Optimising production capabilities

Optimising production capabilities

How AM is helping oil and gas firms overcome skills shortages

In December 2022, the leading trade body for the UK’s offshore energy industry, Offshore Energies UK (OEUK) published a report highlighting an industry-wide skills shortage. Component production is one area where a lack of skills could hold back the UK’s transition to cleaner energy. However, additive manufacturing (AM) can help firms overcome this skills shortage by reducing the need for manual labour and largely automating design and production. Here at Tri-Tech 3D, 3D print consultant Dave Moore, explains how AM can deskill oil and gas part production.


For many years, 3D printing was seen as an in-house prototyping solution that could reduce the risk of producing manufactured parts that were not fit for purpose. AM offers speed and allows manufacturers to produce multiple iterations so that they can achieve the perfect part before production. With the addition of new materials and systems, AM is moving to the production line, and we are seeing a greater use of printed parts for tooling.


Offshore applications include investment casting, sand casting and composite layup tools. We’re also seeing this technology optimise turbo machinery, rotors, stators, greasing jigs and fixtures. Even 3D printed holding fixtures and checking gauges for welded parts that would traditionally be hand fettled and made, are now additively produced in many offshore manufacturing facilities.


Material choice

The availability of increasingly sophisticated metals, ceramics and thermoplastics means oil and gas firms can now additively manufacture durable, high-performance end-use parts on demand. For example, manufacturers can use new high-performance carbon-filled materials to produce metal forming and bending tools, rather than having to wait for tools to be machined.


Material options for tooling and other offshore components also include ULTEM™ 1010 resin*, which has a good strength-to-weight ratio, and is flame, smoke & toxicity (FST) certified, for safe use in confined spaces. Meanwhile, ANTERO 840CN03 is a fused deposition modelling (FDM) PEKK-based electrostatic dissipative (ESD) thermoplastic. Both are high strength, heat resistant and offer exceptional outgassing capabilities. Meanwhile, more systems, such as the Stratasys F900 industrial FDM printer, can accommodate a vast range of thermoplastics, and require less operator input than traditional CNC machines.
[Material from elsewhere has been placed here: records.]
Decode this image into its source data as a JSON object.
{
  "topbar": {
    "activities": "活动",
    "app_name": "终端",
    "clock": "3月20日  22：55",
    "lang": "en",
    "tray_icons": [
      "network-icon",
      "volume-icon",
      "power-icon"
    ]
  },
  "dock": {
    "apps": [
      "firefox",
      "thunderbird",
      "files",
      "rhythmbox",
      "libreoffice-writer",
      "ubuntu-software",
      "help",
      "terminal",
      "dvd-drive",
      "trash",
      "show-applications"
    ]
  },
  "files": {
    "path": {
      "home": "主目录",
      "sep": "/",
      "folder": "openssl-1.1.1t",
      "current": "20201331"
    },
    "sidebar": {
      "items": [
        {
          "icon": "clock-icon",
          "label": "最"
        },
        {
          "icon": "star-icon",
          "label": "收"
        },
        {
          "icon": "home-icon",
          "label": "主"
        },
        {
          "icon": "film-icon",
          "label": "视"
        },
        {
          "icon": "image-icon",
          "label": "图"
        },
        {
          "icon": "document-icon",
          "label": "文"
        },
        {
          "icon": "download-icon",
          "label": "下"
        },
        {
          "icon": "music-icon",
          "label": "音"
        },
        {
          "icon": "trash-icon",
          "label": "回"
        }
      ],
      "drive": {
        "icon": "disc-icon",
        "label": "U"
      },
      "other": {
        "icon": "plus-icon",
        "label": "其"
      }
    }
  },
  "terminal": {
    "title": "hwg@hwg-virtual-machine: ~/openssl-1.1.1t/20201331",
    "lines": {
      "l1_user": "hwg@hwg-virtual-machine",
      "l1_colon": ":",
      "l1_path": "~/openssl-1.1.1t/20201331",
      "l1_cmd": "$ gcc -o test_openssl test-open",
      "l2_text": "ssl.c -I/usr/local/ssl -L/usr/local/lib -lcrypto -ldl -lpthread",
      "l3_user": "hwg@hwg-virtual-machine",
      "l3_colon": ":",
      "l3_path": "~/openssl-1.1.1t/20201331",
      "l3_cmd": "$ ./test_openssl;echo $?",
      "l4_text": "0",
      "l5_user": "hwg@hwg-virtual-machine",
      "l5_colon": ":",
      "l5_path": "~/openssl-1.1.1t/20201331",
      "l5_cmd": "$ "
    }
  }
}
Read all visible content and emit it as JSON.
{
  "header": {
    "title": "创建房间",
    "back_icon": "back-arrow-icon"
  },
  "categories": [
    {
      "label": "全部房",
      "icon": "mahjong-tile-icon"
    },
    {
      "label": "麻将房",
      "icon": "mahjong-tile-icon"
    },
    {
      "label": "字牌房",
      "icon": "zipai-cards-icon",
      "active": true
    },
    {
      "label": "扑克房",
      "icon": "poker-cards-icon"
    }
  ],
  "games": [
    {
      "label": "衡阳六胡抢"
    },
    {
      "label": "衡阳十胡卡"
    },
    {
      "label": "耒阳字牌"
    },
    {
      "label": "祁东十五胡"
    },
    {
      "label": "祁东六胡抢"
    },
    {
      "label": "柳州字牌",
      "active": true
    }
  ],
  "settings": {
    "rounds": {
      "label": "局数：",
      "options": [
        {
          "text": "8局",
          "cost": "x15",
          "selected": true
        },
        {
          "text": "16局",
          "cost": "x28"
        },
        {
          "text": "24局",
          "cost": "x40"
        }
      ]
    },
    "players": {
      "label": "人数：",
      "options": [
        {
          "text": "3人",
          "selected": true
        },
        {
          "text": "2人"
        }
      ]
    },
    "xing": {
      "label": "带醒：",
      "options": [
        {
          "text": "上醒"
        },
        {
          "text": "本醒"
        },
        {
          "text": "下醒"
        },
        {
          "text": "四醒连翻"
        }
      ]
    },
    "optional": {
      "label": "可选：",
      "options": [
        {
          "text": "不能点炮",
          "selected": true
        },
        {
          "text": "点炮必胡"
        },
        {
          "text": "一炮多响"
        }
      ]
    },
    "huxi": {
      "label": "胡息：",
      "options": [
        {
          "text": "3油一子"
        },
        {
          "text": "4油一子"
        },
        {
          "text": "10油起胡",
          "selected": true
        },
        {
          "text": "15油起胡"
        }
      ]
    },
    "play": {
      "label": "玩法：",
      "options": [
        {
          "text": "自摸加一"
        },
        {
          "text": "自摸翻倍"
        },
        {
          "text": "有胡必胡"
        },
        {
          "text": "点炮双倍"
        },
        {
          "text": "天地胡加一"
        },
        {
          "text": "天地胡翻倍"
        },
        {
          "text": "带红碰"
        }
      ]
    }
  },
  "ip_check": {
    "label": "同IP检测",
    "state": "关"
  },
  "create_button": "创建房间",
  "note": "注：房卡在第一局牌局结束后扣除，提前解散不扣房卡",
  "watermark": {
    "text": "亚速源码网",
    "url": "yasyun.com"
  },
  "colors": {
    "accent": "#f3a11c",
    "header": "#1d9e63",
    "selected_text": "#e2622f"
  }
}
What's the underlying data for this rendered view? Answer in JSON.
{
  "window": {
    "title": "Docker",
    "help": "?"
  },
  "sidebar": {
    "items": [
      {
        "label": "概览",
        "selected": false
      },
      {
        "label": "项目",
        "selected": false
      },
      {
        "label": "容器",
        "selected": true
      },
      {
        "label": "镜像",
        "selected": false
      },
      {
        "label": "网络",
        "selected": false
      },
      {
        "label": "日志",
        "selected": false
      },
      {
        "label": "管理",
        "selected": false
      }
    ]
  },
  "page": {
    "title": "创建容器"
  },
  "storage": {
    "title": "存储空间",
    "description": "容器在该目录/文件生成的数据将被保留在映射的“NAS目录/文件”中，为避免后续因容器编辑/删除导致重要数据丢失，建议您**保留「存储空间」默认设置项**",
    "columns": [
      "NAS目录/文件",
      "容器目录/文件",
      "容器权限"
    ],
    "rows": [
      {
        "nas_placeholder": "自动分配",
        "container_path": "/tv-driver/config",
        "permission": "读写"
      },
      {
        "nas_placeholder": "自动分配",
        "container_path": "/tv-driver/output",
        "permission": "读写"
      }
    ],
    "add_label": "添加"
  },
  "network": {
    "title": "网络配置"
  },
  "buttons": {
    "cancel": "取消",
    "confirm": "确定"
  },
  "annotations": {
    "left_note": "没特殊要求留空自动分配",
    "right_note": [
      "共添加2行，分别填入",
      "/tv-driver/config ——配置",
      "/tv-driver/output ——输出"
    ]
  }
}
Therefore, manufacturers can create a wide range of reliable, heat-stable and corrosion-resistant parts from one system without straining inhouse skills.


More than rapid prototyping 3D printing

3D printing is removing many barriers of traditional manufacturing — it requires fewer raw materials, it reduces waste and shortens supply chains and, of course, deskills production. So, why not use it for more than prototyping?


Yes, 3D printing is not new as a technique, but more firms in this sector are now realising its benefits for end part production. Traditional machining skills are in short supply and manufacturing firms across all sectors are under pressure to improve efficiency and output while keeping production costs under control. Manufacturers also have the freedom to additively manufacture various geometries sand configurations depending on the application. For example, I worked with one business that used additive techniques to produce remotely operated vehicles (ROVs) for carrying out underwater inspections, and others have used this technology to print wellheads and subsea trees that control oil and gas flow.


The future is additive

For companies operating in the oil and gas equipment-manufacturing industry, CNC machining allowed manufacturers to produce heat exchangers and other components with precision and speed. However, highly skilled employees are needed to assemble the parts, which is challenging during an industry-wide shortage.


While the industry is now using 3D printing for factory floor production, manufacturers are still heavily reliant on CNC. Additive scores where complexity is needed — it gives manufacturers freedom of geometry and the ability to print bespoke high-value parts cost-effectively and with little waste. From a skills point of view, it also eliminates the need for assembly and many systems are automated so they can run without someone standing next to them on the factory floor.


While the OEUK report highlights some glaring skills shortages in the oil and gas market, encouraging the transition to AM could help production firms streamline manufacturing while reducing pressure on already stretched inhouse skills.


Ready to bring AM into your oil and gas part production? Contact us to find out more.


*Disclaimer: 9085, 1010, and ULTEM™ are trademarks of SABIC, its affiliates or subsidiaries